The Charge of the Light Brigade was an extraordinarily ill-advised British offensive during the Battle of Balaclava in the Crimean War. On 25 October 1854, Lord Cardigan was ordered to advance on the Russians to prevent them from 'carrying away the guns'. However, the Light Brigade attacked the wrong position and lost over 270 of its 670 men, with more taken prisoner. This action was immortalised by Alfred, Lord Tennyson in his poem The Charge of the Light Brigade.

Read the poem, or listen to Tennyson himself reciting it, here.

Page 395. " Sam believed that President Pierce had lit a fire there "

 Although the tensions that led to the American Civil War had been simmering for at least seventy years before his presidency, Franklin Pierce's time in office escalated the situation, mainly through his handling of the Kansas-Nebraska Bill. (See bookmarks to Page 27, " Franklin Pierce, the new president " and Page 274, " specifically the Kansas-Nebraska Act ").

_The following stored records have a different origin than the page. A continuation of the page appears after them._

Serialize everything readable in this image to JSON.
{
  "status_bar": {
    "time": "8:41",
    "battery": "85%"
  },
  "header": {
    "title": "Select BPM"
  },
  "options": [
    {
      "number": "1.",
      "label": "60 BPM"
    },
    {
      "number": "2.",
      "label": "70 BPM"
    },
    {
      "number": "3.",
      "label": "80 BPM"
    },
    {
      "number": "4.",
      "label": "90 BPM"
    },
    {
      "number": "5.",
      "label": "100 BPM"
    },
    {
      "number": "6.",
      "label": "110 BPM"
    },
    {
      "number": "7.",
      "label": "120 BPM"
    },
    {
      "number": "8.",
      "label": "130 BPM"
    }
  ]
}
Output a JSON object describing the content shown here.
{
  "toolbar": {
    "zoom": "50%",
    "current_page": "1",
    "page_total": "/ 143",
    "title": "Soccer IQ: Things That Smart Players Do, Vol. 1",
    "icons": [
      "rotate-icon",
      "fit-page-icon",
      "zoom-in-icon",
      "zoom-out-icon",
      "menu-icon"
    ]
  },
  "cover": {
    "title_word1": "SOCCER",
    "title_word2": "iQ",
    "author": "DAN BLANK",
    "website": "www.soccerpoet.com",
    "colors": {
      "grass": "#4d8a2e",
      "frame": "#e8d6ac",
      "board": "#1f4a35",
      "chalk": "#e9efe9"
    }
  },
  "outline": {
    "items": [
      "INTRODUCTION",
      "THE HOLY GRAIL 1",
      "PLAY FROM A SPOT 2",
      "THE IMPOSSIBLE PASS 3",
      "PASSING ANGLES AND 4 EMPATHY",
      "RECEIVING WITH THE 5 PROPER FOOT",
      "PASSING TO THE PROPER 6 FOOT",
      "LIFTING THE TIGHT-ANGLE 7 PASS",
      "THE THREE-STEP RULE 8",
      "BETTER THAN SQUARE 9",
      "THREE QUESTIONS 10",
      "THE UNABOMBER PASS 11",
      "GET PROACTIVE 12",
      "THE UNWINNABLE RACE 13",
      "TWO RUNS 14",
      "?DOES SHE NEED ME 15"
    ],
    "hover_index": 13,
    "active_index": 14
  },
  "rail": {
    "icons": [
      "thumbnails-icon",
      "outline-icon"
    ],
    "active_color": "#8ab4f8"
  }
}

The Kansas-Nebraska Bill led to a series of violent conflicts, known collectively as Bleeding Kansas, fought over the question of whether Kansas would enter the United States as a free or a slave state. The Civil War, which was predominantly fought over this issue, broke out in 1861 and lasted until 1865.